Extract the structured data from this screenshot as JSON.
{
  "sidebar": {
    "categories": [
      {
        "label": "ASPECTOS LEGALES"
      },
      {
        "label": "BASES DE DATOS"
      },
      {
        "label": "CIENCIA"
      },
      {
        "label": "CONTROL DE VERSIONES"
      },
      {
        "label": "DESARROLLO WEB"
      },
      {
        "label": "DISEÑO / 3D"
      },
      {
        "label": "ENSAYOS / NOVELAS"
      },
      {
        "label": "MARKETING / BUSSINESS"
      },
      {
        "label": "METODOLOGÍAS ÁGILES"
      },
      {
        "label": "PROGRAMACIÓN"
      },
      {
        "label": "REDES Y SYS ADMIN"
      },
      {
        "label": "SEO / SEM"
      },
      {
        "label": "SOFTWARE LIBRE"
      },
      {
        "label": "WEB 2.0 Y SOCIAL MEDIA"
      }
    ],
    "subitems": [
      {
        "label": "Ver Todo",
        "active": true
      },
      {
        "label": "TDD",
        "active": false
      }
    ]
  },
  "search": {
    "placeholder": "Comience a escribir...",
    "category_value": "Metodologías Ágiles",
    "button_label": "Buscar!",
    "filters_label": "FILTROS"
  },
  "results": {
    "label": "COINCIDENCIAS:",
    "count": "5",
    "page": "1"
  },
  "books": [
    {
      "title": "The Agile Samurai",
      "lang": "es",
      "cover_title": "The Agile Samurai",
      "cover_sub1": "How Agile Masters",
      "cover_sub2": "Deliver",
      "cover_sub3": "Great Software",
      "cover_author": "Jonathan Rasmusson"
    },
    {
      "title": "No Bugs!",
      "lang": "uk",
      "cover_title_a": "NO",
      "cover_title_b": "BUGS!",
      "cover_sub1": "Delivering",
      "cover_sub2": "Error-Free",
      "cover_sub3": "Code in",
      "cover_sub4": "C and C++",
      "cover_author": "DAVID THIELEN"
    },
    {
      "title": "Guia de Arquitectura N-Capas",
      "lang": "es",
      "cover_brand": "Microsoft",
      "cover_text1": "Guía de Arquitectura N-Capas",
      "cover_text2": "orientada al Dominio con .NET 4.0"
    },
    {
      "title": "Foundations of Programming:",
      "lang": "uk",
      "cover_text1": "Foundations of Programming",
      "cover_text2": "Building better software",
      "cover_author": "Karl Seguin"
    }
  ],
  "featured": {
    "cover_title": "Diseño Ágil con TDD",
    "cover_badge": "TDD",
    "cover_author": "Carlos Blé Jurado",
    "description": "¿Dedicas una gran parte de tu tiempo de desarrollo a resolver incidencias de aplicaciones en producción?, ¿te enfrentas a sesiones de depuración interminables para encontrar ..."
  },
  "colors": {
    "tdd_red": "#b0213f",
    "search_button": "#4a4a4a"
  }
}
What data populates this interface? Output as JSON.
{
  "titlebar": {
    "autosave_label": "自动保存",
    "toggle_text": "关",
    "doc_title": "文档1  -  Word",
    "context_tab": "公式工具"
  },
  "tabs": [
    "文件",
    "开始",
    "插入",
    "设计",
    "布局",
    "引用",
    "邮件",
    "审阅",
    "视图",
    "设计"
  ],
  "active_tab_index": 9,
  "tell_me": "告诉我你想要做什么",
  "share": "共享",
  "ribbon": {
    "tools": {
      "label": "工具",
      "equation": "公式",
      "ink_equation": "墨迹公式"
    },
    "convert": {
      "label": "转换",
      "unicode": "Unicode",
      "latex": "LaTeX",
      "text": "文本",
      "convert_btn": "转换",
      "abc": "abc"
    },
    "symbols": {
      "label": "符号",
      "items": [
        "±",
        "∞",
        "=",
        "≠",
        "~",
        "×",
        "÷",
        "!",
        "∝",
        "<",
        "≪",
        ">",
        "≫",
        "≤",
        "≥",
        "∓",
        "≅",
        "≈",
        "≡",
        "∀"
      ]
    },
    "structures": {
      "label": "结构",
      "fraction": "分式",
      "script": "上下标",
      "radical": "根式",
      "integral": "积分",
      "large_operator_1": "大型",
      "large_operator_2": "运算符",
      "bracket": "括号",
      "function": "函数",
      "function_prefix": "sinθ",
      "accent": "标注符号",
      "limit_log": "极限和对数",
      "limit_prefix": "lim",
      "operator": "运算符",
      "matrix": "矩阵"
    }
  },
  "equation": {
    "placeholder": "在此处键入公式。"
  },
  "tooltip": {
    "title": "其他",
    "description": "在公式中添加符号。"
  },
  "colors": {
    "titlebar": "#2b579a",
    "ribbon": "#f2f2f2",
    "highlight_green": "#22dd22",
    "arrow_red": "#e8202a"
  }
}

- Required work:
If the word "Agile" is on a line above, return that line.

- Answer for the task:
      "title": "The Agile Samurai",
      "cover_title": "The Agile Samurai",
      "cover_sub1": "How Agile Masters",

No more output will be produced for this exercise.